namespace getinstance\utils\aibasic\control;

use getinstance\utils\aibasic\ai\Comms;

class Runner
    private object $conf;

    public function __construct()
        $conffile = __DIR__ . "/../../conf/aibasic.json";
        $this->conf = json_decode(file_get_contents($conffile));
        $this->datadir = $conf->datadir ?? __DIR__ . "/../../data";
        $this->comms = new Comms($this->conf->secretKey);

    public function askAi(string $query): string
        $resp = $this->comms->sendQuery($query);
        return $resp;

In a more sophisticated example, Runner might comprise a suite of controller methods or classes which would be invoked according to Web or command line invocations. We’ll see an example of this logic in the next example. For now, though, Runner simply sets things up in its constructor and passes a query on to the Comms object in its askAi() method.

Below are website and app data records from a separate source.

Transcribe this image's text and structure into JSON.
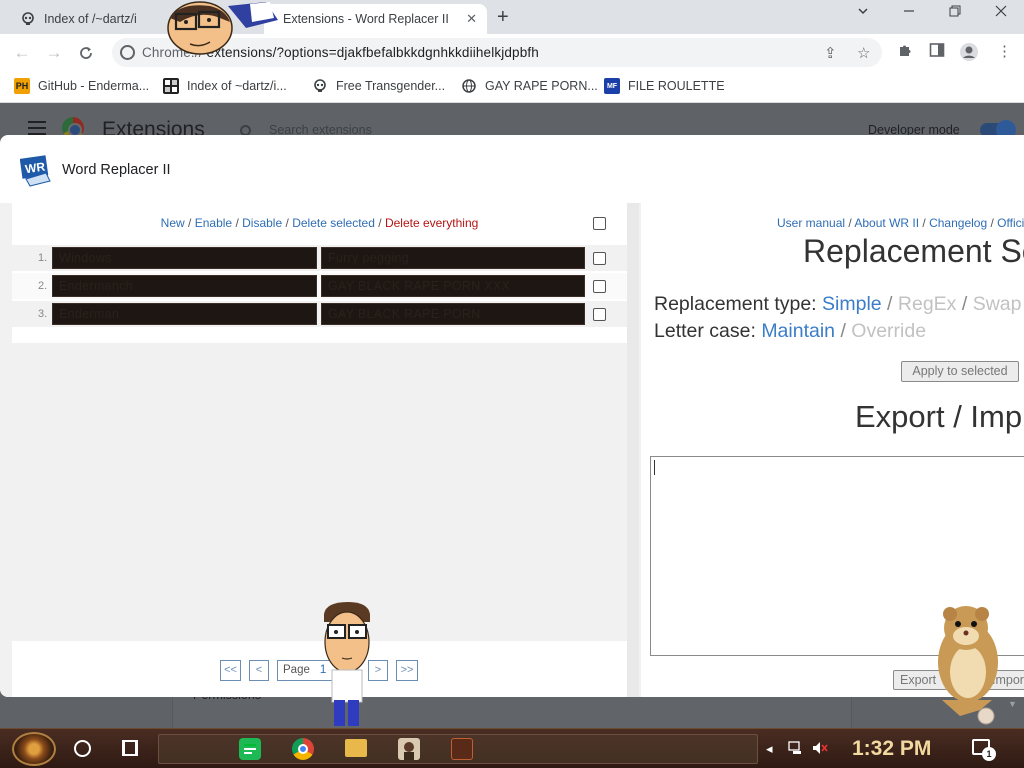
{
  "browser": {
    "tabs": [
      {
        "title": "Index of /~dartz/i",
        "active": false
      },
      {
        "title": "Extensions - Word Replacer II",
        "active": true
      }
    ],
    "new_tab_glyph": "+",
    "url_scheme": "Chrome://",
    "url_rest": "extensions/?options=djakfbefalbkkdgnhkkdiihelkjdpbfh",
    "bookmarks": [
      {
        "label": "GitHub - Enderma...",
        "icon": "PH"
      },
      {
        "label": "Index of ~dartz/i...",
        "icon": "grid"
      },
      {
        "label": "Free Transgender...",
        "icon": "skull"
      },
      {
        "label": "GAY RAPE PORN...",
        "icon": "globe"
      },
      {
        "label": "FILE ROULETTE",
        "icon": "MF"
      }
    ]
  },
  "background_page": {
    "title": "Extensions",
    "search_placeholder": "Search extensions",
    "developer_mode_label": "Developer mode",
    "developer_mode_on": true,
    "card_label": "Permissions"
  },
  "dialog": {
    "title": "Word Replacer II",
    "logo_text": "WR",
    "actions": {
      "new": "New",
      "enable": "Enable",
      "disable": "Disable",
      "delete_selected": "Delete selected",
      "delete_everything": "Delete everything",
      "sep": "/"
    },
    "rules": [
      {
        "num": "1.",
        "find": "Windows",
        "replace": "Furry pegging"
      },
      {
        "num": "2.",
        "find": "Endermanch",
        "replace": "GAY BLACK RAPE PORN XXX"
      },
      {
        "num": "3.",
        "find": "Enderman",
        "replace": "GAY BLACK RAPE PORN"
      }
    ],
    "pager": {
      "first": "<<",
      "prev": "<",
      "page_label": "Page",
      "page_value": "1",
      "next": ">",
      "last": ">>"
    },
    "right": {
      "links": [
        "User manual",
        "About WR II",
        "Changelog",
        "Offici"
      ],
      "section_title": "Replacement Se",
      "replacement_type_label": "Replacement type:",
      "replacement_types": [
        "Simple",
        "RegEx",
        "Swap"
      ],
      "replacement_type_selected": "Simple",
      "letter_case_label": "Letter case:",
      "letter_cases": [
        "Maintain",
        "Override"
      ],
      "letter_case_selected": "Maintain",
      "apply_button": "Apply to selected",
      "export_import_title": "Export / Imp",
      "export_button": "Export",
      "import_button": "Import"
    }
  },
  "taskbar": {
    "clock": "1:32 PM",
    "notification_count": "1"
  }
}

So, let’s ask the AI.

Finally, “Hello, Hal”

All we need in order to wrap this article up is a response to a query. Here is a simple script that invokes Runner::askAi(). I’ve included a single hard-coded question.

require_once(__DIR__ . "/../vendor/autoload.php");
use getinstance\utils\aibasic\control\Runner;

$runner = new Runner();

$str  = "I am writing an article about GPT. I use the heading 'Hello, Hal' several times.";
$str .= "What do you understand by this heading?";

print $runner->askAi($str);

Because this script is the entry point to our system, I require the composer-generated autoload.php library. Then, it’s just a matter of passing our query along to Runner.

The AI’s answer?

text-davinci-003: The heading ‘Hello, Hal’ is a reference to the classic science fiction movie 2001: A Space Odyssey. In the movie, Hal 9000 is an artificial intelligence that controls the spaceship Discovery One. The phrase ‘Hello, Hal’ is often used as a way of referring to the advances in artificial intelligence that GPT (Generative Pre-trained Transformer) represents.

Nice answer! Though the fact that Hello, Hal is also a reference to the phrase Hello, World would have garnered even more points.


Whether it’s “Hello, World” or “Hello, Hal” it can be a bit of struggle to get your system set up. Once you’re there, however, you can begin to create something original. In the next article I’ll build out an example app.

You can find source code for all my recent articles on GitHub. The code for this article is in the 010-gpt-php-intro directory.

Photo by Yonathan Ticoalu on Unsplash